With approximately 50 km left to go in a 4,874 km journey, we hit snow. Our tiny, adorable vehicle carved its way through thick layers of white, fighting to hold her own against the wind. We traveled at approximately half speed, four-ways flashing, and we squinted to read the exit signs as we passed. Our entire cross-Canada trek had consisted of about fifty solid hours of winter driving, and this last leg was by far the most excruciating.
That experience set the tone for everything that followed.
We had driven directly to my parents’ house instead of to our new home. This had always been our plan; after a week on the road, we wanted to sleep in a bed that was already made, and eat from a kitchen that already had food. We figured we would sleep in Friday morning, and then go check out our new house for the first time.
Due to a combination of bad roads, poor visibility, and social engagements, we didn’t make it to our house until Sunday afternoon. Even then, Mom and Dad were encouraging us to stay with them for one more night, as the forecast for Monday was supposed to be much nicer. But we had waited long enough, and as soon as Sunday brunch wrapped up, we were off!
The 25-minute trek felt laughably short compared to our very recent standard of 11-hour driving days, and we were in good spirits. We laughed when Google Maps stupidly guided us right past our own house. It was an easy mistake to correct, and we were still smiling when we finally pulled up. That’s when we discovered that our driveway was covered in snow.
Unable to pull in, we parked on the shoulder of the road instead. I carefully stepped out into the shin-deep snow, tiny emergency shovel in tow. Kate and I took turns wielding it, slowly but surely chipping our way towards the front door of the house. I don’t remember how long this process took, but by the time we made our way up the rickety steps and in through the front door, some of the spring had left our step.

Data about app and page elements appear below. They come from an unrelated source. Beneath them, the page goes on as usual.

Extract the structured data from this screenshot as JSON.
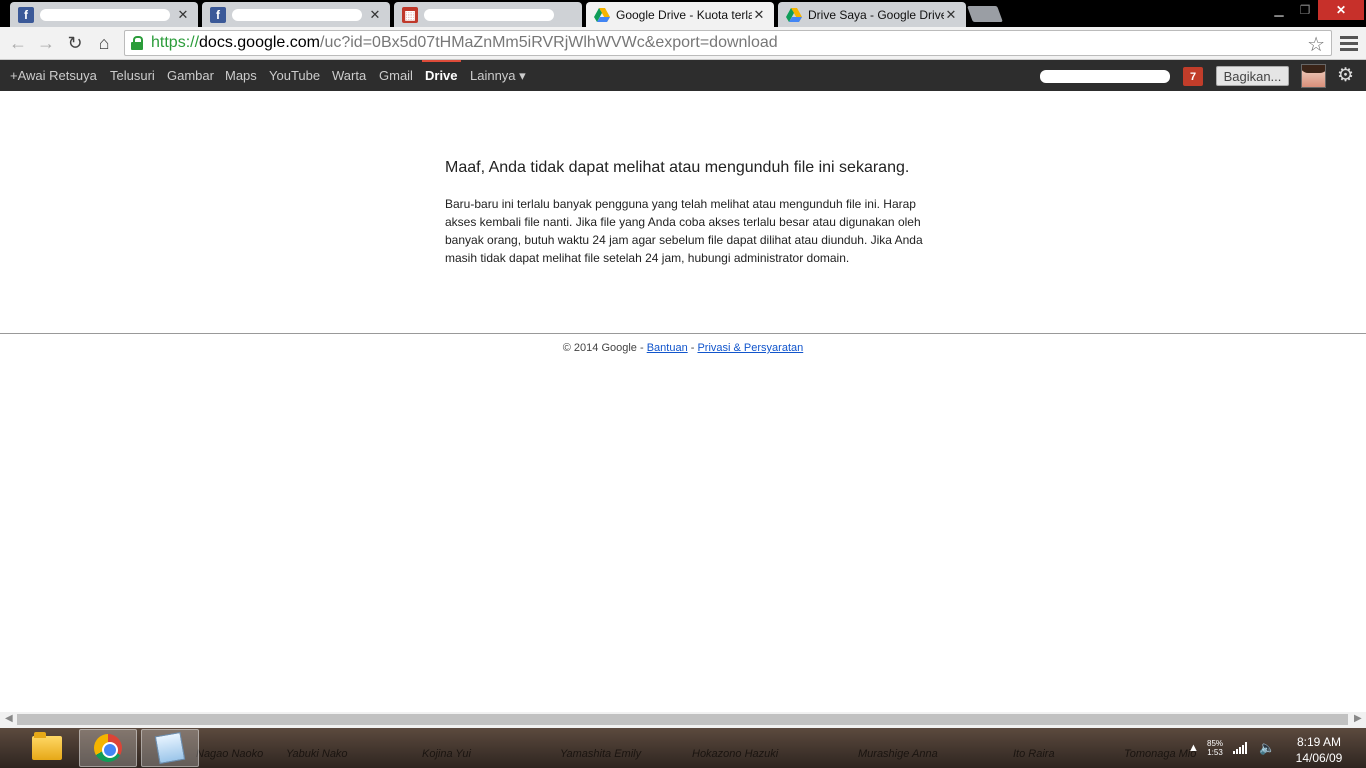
{
  "browser": {
    "tabs": [
      {
        "favicon": "facebook-icon",
        "title": "",
        "redacted": true
      },
      {
        "favicon": "facebook-icon",
        "title": "",
        "redacted": true
      },
      {
        "favicon": "film-clapper-icon",
        "title": "",
        "redacted": true
      },
      {
        "favicon": "google-drive-icon",
        "title": "Google Drive - Kuota terla",
        "active": true
      },
      {
        "favicon": "google-drive-icon",
        "title": "Drive Saya - Google Drive"
      }
    ],
    "url": {
      "scheme": "https://",
      "host": "docs.google.com",
      "rest": "/uc?id=0Bx5d07tHMaZnMm5iRVRjWlhWVWc&export=download"
    }
  },
  "gbar": {
    "items": [
      "+Awai Retsuya",
      "Telusuri",
      "Gambar",
      "Maps",
      "YouTube",
      "Warta",
      "Gmail",
      "Drive",
      "Lainnya ▾"
    ],
    "active": "Drive",
    "notifications": "7",
    "share_label": "Bagikan..."
  },
  "main": {
    "heading": "Maaf, Anda tidak dapat melihat atau mengunduh file ini sekarang.",
    "body": "Baru-baru ini terlalu banyak pengguna yang telah melihat atau mengunduh file ini. Harap akses kembali file nanti. Jika file yang Anda coba akses terlalu besar atau digunakan oleh banyak orang, butuh waktu 24 jam agar sebelum file dapat dilihat atau diunduh. Jika Anda masih tidak dapat melihat file setelah 24 jam, hubungi administrator domain."
  },
  "footer": {
    "copyright": "© 2014 Google",
    "sep": " - ",
    "help": "Bantuan",
    "privacy": "Privasi & Persyaratan"
  },
  "taskbar": {
    "wallpaper_names": [
      "Nagao Naoko",
      "Yabuki Nako",
      "Kojina Yui",
      "Yamashita Emily",
      "Hokazono Hazuki",
      "Murashige Anna",
      "Ito Raira",
      "Tomonaga Mio"
    ],
    "battery": "85%",
    "battery_time": "1:53",
    "time": "8:19 AM",
    "date": "14/06/09"
  }
}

From the very beginning, owning this house has been one big waiting game. We get excited about a goal, we eagerly head towards it, and then something slows us down or trips us up.

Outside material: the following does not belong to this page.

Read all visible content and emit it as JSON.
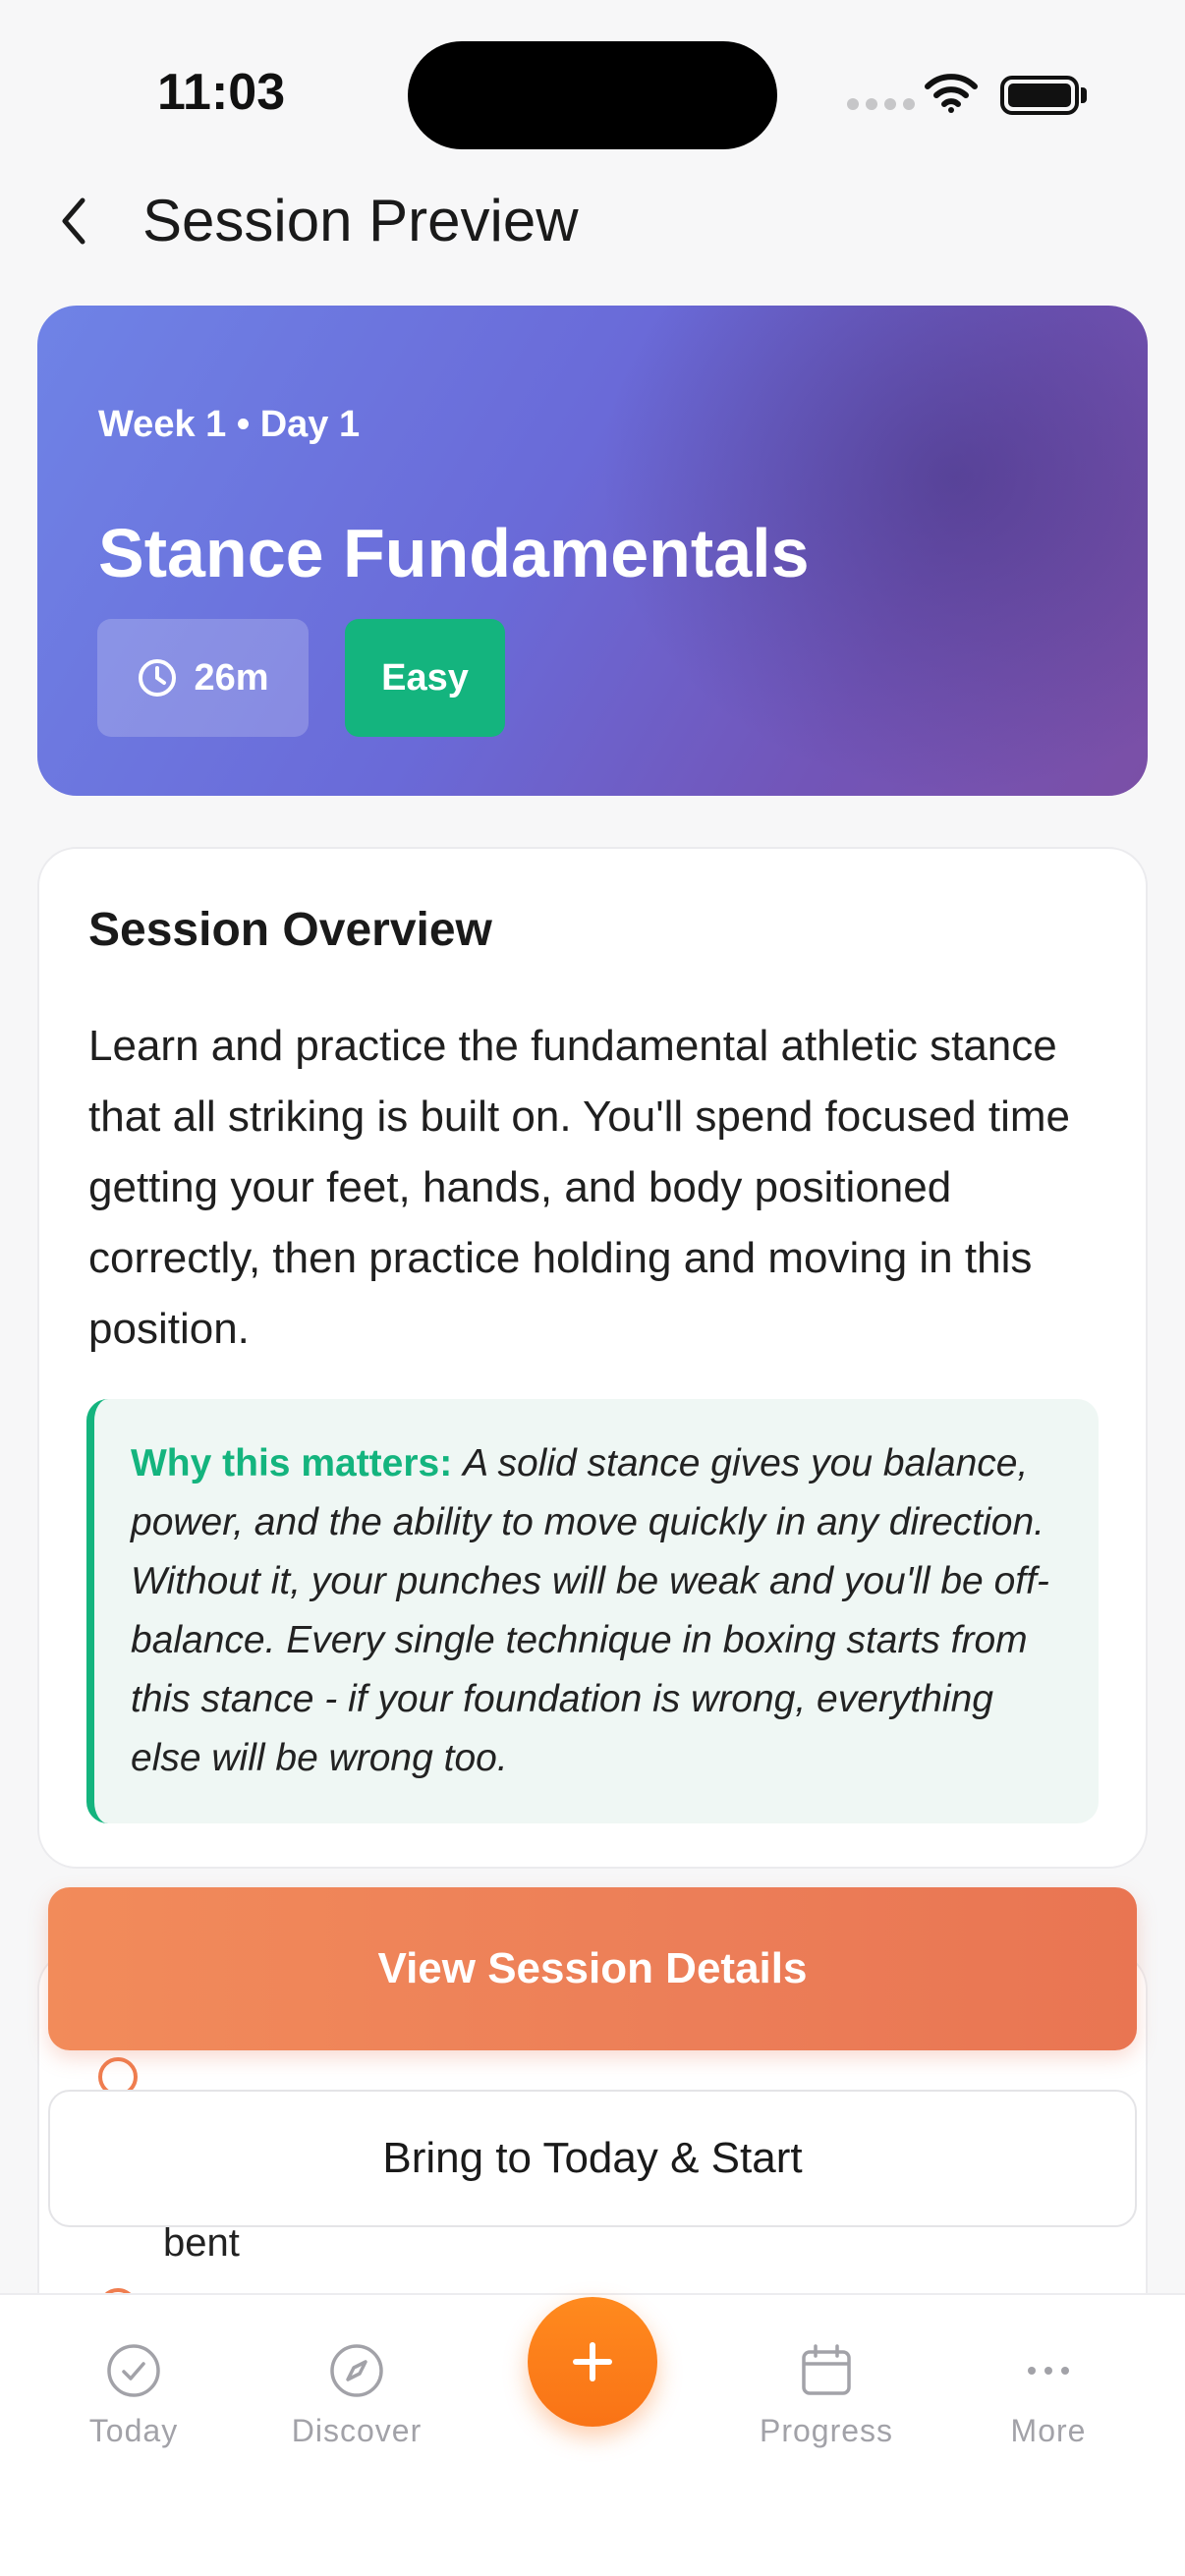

The most glaring example: we bought a house with a nicely finished basement, only to discover severe flooding after the purchase. Not only did that eliminate half of our living space in one fell swoop, but it also prevented us from storing anything downstairs, for fear of a rain or a thaw ruining our possessions.
We knew the house was a bit of a fixer-upper when we bought it. That was ok with us; we were excited about the idea of renovating a place of our own and decorating it just how we liked it. What we didn’t count on was how long the process would take, and how little of it could be done without a bunch of money.
It’s necessary to fix the bones of this place before we can start making it pretty. That means spending our modest reno fund on unglamorous things like digging a trench and making a new drain for the basement. It means putting serious time and brute force into ripping out layers of flooring and sub-flooring until we hit concrete. It means walking away feeling unsatisfied by the awesome work we did, because there’s no tangible reward. Our basement is going to stay bare and unpretty for months, because (a) it needs to dry out fully, and (b) it is going to cost thousands of dollars to refinish it.
Kate got a job in January, at a place where they pay her less than half of what she was making in Edmonton. I’ve been sending out resumes for weeks, to no avail. If I were bringing home a paycheque, we could afford to start some of our much-needed renos. Instead, I spend my days applying for low-paying jobs, waiting for calls that never come, and looking around at a home I would love to work on. I have nothing but time, but my hands are tied.
Back when Kate and I still lived in Edmonton, we used to talk about the renos we wanted to do. It felt like absolute torture to be so driven to get started and to be so far away from the house.
Being up close feels worse.